## PROBLEM STATEMENT
Pull out each line of the records holding the string "giao".

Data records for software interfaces
--------------------------------------------------
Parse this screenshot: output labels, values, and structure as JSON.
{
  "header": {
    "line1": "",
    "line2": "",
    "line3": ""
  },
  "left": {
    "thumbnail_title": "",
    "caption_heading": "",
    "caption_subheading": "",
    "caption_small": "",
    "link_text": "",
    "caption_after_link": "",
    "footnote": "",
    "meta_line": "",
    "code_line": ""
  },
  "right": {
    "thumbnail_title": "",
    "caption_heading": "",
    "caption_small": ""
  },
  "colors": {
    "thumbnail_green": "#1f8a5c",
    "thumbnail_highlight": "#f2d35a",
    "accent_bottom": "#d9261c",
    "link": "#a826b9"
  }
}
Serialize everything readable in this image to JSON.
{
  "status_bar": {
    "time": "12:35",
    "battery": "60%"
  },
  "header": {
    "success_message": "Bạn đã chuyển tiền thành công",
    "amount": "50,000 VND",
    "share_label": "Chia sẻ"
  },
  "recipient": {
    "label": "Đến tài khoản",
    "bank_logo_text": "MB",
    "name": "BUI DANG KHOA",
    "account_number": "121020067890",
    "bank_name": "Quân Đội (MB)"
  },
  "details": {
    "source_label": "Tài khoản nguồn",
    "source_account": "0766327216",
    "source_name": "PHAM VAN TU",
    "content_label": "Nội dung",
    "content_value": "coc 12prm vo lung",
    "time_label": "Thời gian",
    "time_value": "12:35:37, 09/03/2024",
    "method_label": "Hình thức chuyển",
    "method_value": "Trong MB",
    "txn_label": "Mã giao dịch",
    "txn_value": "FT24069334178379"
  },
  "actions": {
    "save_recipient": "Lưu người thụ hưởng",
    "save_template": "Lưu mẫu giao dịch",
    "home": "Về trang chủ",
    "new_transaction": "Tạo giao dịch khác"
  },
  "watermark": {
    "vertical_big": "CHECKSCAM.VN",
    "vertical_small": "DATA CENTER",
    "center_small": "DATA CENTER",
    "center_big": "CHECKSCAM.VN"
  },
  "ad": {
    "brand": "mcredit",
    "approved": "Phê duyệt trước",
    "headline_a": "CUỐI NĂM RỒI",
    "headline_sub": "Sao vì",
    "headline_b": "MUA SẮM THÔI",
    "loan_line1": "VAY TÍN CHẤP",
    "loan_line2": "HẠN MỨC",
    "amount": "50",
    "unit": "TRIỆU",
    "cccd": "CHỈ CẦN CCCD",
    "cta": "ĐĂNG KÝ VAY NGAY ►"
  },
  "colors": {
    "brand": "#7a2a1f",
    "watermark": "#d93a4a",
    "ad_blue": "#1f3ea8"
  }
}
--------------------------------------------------
## SOLUTION
    "txn_label": "Mã giao dịch",
    "save_template": "Lưu mẫu giao dịch",
    "new_transaction": "Tạo giao dịch khác"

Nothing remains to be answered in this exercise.